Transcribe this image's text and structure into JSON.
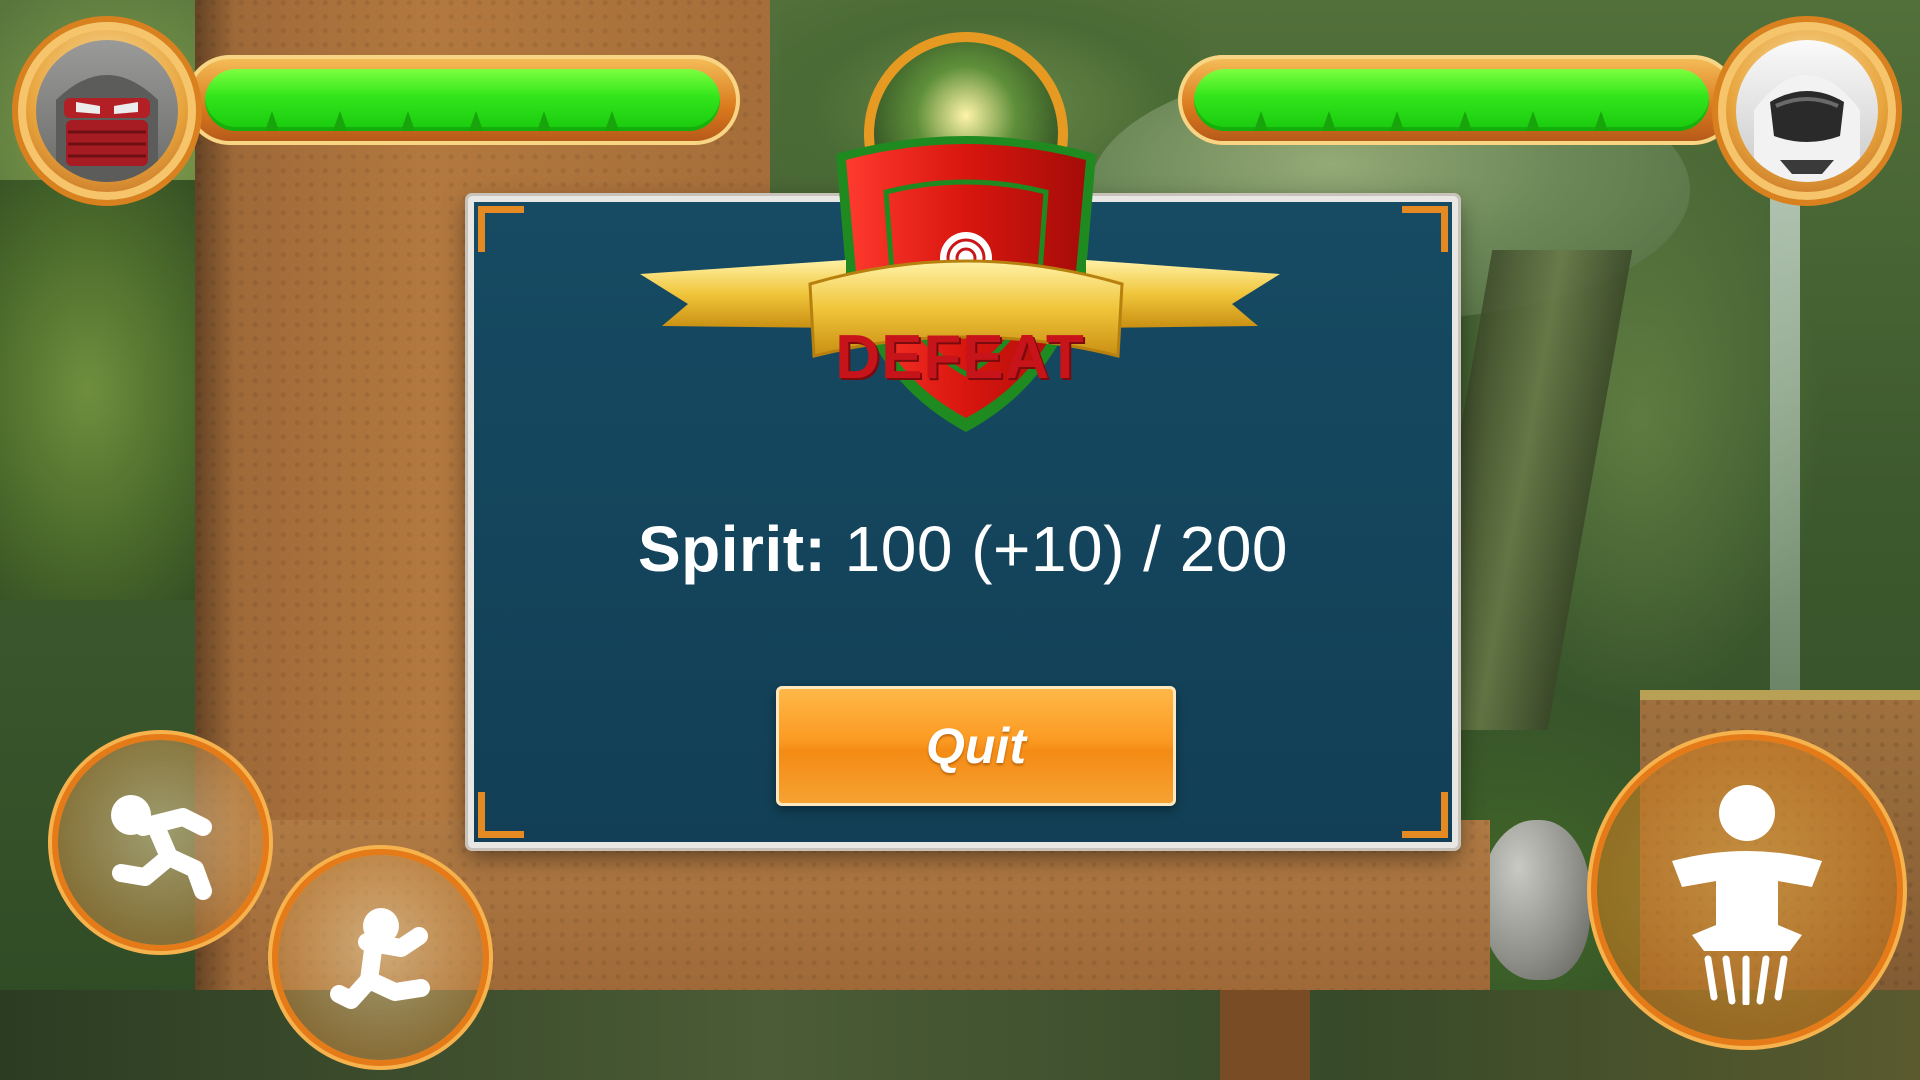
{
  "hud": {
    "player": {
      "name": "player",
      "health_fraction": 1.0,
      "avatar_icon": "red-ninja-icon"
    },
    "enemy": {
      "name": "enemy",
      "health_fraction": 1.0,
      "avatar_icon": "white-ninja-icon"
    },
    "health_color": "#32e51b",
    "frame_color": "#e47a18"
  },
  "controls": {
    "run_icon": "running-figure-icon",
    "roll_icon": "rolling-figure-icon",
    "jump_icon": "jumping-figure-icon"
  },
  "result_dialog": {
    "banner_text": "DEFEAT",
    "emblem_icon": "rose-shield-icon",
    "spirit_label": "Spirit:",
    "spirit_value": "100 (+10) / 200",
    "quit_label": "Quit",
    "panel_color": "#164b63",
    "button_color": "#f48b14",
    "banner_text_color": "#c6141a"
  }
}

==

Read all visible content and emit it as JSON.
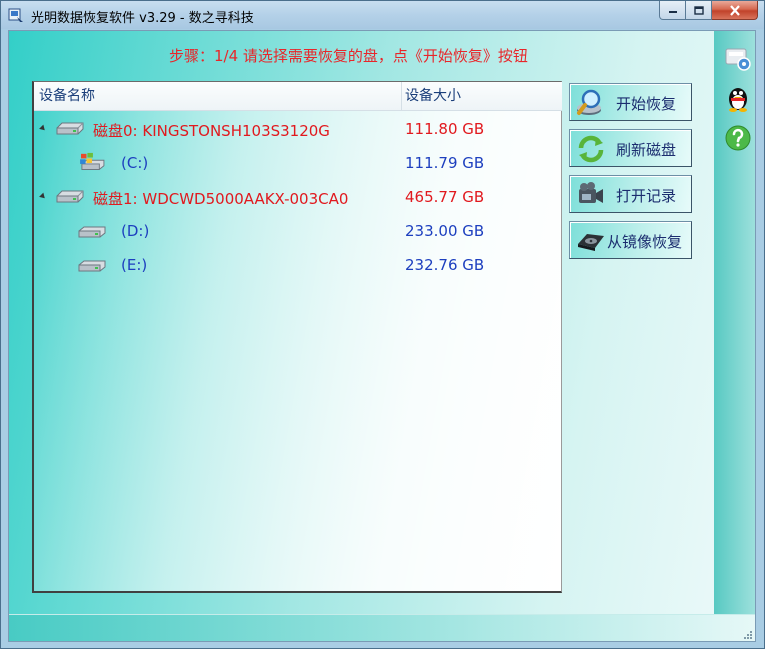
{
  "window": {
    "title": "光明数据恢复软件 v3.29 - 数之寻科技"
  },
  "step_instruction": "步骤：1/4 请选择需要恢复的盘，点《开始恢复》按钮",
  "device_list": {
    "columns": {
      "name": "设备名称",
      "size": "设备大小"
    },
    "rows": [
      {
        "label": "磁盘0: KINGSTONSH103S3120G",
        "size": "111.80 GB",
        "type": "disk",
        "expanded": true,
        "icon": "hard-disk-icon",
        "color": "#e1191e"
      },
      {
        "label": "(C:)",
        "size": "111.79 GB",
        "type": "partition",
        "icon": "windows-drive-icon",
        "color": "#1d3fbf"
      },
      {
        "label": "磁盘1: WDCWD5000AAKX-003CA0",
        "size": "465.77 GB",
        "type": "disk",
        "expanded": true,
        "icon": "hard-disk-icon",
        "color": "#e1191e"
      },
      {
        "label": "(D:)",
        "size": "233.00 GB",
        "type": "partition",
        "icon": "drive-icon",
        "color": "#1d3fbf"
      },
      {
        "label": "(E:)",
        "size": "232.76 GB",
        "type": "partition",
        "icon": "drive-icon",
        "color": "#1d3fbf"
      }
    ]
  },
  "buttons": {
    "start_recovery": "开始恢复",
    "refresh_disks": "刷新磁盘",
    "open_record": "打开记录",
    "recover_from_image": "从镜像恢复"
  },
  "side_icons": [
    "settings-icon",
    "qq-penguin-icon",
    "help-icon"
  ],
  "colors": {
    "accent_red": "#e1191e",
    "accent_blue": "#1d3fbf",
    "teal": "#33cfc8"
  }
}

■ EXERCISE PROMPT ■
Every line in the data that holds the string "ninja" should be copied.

■ ANSWER BELOW ■
      "avatar_icon": "red-ninja-icon"
      "avatar_icon": "white-ninja-icon"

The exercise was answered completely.